NEW YORK -- Apple sells about a quarter of all e-books in the market, a high-level executive at the electronics giant said Monday.

Eddy Cue, Apple's senior vice president of software and services, estimated that Apple holds a 25 percent share of the market, about on par with Barnes & Noble. He noted the two companies often flip the ranking, with Barnes & Noble sometimes having a higher share than Apple.

"I believe it's close," Cue said in his testimony Monday during Apple's e-book pricing trial. "At different times, we go back and forth."

The Department of Justice earlier Monday presented an e-mail from Cue from October 2010 -- about six months after iBooks launched -- that called Apple's digital bookstore a failure. Cue said in the e-mail that until Apple had Random House books in the iBookstore, it couldn't succeed. At that time, he estimated Apple controlled 20 percent of the e-book market share.

"I agree that we have failed with the book store," Cue said in October 2010. "There is no answer in sight because Random House [doesn't] want to go agency and is [in] bed with Amazon. Until we get them, we can't succeed."
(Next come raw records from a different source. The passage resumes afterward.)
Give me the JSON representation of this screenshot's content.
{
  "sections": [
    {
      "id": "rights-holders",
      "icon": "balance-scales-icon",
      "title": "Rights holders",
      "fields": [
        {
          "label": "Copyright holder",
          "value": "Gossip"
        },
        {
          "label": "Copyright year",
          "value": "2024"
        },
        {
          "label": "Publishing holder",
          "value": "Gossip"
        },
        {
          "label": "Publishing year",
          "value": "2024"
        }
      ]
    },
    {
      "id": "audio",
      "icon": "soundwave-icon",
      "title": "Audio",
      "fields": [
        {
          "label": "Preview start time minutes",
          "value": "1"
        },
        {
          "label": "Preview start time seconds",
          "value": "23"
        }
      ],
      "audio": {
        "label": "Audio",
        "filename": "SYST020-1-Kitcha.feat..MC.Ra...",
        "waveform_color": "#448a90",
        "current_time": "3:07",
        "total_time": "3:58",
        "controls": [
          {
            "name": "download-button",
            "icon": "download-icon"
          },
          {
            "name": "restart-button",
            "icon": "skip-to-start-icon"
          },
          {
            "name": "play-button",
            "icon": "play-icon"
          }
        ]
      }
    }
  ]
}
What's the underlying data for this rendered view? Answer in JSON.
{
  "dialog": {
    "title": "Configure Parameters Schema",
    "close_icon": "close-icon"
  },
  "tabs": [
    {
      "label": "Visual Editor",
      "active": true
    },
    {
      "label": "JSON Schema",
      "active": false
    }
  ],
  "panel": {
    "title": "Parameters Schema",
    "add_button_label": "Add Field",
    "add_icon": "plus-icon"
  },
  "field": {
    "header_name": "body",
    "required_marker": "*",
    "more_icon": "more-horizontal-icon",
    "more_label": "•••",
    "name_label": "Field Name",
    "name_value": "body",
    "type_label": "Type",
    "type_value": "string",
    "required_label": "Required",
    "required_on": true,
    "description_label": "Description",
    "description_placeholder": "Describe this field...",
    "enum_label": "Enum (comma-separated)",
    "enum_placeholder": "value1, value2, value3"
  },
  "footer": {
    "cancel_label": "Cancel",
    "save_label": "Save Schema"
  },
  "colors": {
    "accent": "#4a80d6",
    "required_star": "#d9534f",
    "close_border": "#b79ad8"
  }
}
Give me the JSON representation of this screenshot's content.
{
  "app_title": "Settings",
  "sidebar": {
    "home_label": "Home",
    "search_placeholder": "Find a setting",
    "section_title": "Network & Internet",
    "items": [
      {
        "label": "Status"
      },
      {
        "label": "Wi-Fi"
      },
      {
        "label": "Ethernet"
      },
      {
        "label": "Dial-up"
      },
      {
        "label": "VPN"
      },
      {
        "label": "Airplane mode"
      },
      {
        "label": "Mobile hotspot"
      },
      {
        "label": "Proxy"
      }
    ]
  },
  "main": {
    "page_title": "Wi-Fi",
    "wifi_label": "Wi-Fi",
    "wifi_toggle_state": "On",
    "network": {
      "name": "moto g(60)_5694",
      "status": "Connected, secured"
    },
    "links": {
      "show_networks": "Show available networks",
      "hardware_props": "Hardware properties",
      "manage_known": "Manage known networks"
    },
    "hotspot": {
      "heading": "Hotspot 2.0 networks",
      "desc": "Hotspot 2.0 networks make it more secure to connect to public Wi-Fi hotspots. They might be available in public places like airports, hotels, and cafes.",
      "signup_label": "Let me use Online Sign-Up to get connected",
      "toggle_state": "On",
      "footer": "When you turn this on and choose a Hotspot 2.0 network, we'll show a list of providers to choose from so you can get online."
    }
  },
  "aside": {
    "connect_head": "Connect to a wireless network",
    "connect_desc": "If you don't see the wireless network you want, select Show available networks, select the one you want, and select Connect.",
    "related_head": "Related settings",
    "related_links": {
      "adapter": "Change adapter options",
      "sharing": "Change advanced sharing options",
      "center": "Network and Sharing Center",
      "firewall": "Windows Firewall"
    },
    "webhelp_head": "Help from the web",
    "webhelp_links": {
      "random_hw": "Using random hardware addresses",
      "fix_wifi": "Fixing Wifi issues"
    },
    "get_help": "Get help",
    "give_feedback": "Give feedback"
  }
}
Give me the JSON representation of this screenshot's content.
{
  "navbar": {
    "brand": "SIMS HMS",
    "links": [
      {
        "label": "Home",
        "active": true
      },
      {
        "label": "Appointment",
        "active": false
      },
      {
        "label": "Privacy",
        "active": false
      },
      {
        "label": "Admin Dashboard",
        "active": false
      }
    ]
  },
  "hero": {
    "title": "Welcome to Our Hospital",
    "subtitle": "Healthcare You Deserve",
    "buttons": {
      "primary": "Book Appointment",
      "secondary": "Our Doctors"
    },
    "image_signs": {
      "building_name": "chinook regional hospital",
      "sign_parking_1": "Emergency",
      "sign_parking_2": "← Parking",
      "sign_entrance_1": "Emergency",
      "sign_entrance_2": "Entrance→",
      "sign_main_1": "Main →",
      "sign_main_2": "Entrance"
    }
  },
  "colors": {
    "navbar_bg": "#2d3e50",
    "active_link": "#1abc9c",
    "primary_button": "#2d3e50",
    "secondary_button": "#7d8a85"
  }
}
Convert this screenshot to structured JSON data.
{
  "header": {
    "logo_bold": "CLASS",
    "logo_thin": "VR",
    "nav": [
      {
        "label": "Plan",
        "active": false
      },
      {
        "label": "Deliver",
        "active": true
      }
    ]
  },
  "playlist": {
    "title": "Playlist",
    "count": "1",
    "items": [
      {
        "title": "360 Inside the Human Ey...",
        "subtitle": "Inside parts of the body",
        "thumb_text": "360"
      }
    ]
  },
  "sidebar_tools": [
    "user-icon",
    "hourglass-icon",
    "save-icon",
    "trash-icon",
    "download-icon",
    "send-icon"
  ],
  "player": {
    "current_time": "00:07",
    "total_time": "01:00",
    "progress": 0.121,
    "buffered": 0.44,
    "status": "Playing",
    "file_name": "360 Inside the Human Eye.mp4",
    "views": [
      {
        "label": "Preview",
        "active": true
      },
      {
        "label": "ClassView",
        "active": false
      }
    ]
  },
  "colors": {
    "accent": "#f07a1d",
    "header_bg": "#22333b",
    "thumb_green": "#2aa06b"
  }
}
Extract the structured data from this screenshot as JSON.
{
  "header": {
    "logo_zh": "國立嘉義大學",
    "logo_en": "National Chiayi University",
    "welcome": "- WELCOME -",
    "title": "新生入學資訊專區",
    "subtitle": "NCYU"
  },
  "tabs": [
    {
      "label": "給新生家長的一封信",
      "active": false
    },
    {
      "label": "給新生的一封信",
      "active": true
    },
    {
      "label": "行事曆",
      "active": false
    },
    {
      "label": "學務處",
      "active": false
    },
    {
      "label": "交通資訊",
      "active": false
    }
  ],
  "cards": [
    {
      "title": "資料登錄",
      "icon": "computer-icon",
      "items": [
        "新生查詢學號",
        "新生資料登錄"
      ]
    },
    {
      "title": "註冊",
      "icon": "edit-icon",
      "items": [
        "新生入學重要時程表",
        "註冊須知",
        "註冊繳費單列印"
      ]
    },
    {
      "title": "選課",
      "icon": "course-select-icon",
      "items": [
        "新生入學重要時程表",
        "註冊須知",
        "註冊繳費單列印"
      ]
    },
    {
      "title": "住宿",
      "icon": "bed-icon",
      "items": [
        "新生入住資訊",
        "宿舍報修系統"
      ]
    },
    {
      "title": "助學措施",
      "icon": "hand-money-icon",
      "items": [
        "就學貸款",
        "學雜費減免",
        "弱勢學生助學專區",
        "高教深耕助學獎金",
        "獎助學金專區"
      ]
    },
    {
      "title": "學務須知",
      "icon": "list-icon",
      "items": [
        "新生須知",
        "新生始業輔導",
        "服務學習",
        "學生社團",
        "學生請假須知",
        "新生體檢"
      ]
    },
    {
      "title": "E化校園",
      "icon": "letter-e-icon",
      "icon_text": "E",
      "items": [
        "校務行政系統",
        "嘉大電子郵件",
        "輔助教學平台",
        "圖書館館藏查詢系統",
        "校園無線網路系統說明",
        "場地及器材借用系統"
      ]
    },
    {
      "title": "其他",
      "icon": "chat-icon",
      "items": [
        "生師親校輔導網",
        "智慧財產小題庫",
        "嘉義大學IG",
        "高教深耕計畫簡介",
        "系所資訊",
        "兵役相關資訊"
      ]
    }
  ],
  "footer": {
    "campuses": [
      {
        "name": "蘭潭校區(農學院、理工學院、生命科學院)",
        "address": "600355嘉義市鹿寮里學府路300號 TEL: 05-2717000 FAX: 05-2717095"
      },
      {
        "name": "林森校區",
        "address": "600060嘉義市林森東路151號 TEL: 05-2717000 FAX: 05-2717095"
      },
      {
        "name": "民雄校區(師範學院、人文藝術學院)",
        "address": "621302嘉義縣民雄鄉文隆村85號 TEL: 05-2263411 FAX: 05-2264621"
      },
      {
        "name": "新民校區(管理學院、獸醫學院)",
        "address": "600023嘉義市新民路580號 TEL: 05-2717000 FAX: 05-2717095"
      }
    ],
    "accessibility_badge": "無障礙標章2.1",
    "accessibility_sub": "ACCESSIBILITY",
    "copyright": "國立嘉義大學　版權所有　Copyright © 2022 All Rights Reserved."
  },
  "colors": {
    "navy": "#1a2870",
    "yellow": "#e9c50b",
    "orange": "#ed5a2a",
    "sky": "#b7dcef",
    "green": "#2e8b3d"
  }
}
Apple ultimately reached a deal to add Random House titles to iBooks in early 2011, a year after the store first launched. However, the DOJ argued that Apple forced Random House to become an iBooks partner by threatening to not approve a Random House app in late 2010.

"We weren't threatening," Cue said. "We said no."

"Random House wanted to create apps that are books," Cue added. He noted that would confuse consumers, and Apple "wasn't motivated or excited with partnering with someone in the book business who didn't want to be in our bookstore."

The DOJ presented an e-mail from Apple executive Eddy Cue that called iBooks a failure. U.S. Department of Justice
Cue on Monday also disputed DOJ comments that iBooks isn't more successful because consumers perceive Apple caused e-book pricing to rise. He said he considers iBooks a success, but he'd "like it to be more successful."

The Justice Department, which initially sued Apple and a handful of the nation's largest publishers slightly more than a year ago, contends Apple forced publishers to move to a model that artificially inflated the prices of digital books and hurt consumers. Apple has argued that it wasn't trying to change the industry and that it was only trying to secure the best deal for itself.

The two sides have been making their arguments in court during the three-week trial. Cue testified over the past couple days, and the DOJ rested its case following his testimony Monday. Closing arguments are scheduled for Thursday.